It’s great to see a system where everyone wins, really. We all get a more approachable way to solve problems, which is what any program or app is really designed to do. The hardcore programmers get to work on deeper stuff, and the designers of the world can get working on a product themselves, at least on a entry-level basis.
For those who were curious, the Moto X comes with a locked bootloader. Not a surprise, as it’s a carrier device right now, but worth noting.
The hardware is definitely not top of the line, but the workaround for that is software. If you have a phone in which the software takes great advantage of the hardware, it forgives the shortcomings quite a bit.
Some users have experienced issues with Play Music Chromecasting, which has prompted Google to update the app. My own experiences until the update were negative, as Play Music would often refuse to play a song or “radio station”.
The idea behind the study was to see which mobile operating systems and which manufacturers people preferred, while appreciating their former device OEM and OS. As it turns out, iOS is a clear winner for loyalty across the board, but that figure can be a bit skewed.
Another big piece of the streaming content puzzle has fallen into place for Chromecast, as Hulu has announced they are “actively working” to support our favorite new media streamer.
Initial support was phenomenal, with about 10% of their goal being raised in the first 24 hours. Early success like that can always be attributed to the core support of your goal or platform. Continued success is only achieved by mass appeal, and it seems the Ubuntu phone just doesn’t have that.
Starbucks is often viewed as a great place to drop in, have a pick-me-up, and use free WiFi. If that’s your M.O., Google has made life a little bit better for you. Starting in August, Google will team up with Starbucks to bring faster WiFi speeds to all 7,000 company operated locations throughout the US.
Along with Views, Google shared a best practices video for taking good photospheres. It shared pointers like holding the phone close to your body (guy in the video looks really awkward, though), tilting the phone rather than panning down, and using it in portrait mode (which is a party foul in every other instance).

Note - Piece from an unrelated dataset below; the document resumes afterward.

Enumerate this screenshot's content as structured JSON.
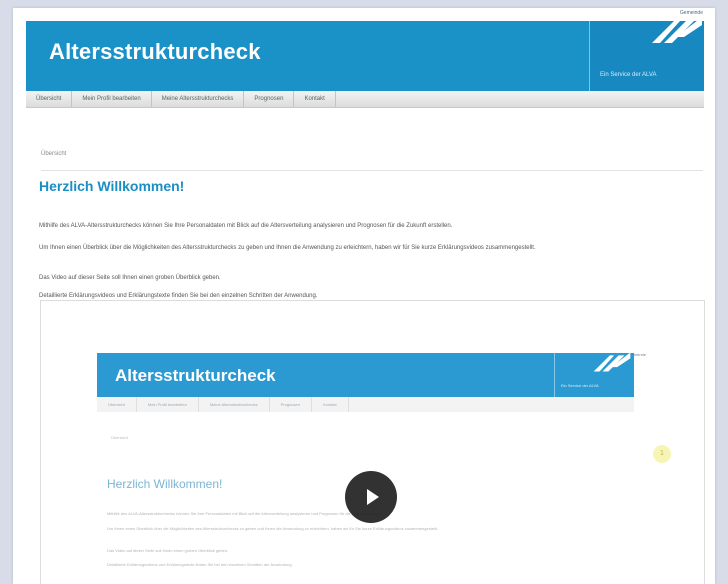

This, along with Google’s offer to loan out street view cameras, is a great way for them to map the world. Photospheres can be taken with the latest versions of Android (4.2 and newer), but panoramas with both mobile devices and DSLR cameras can be submitted as well.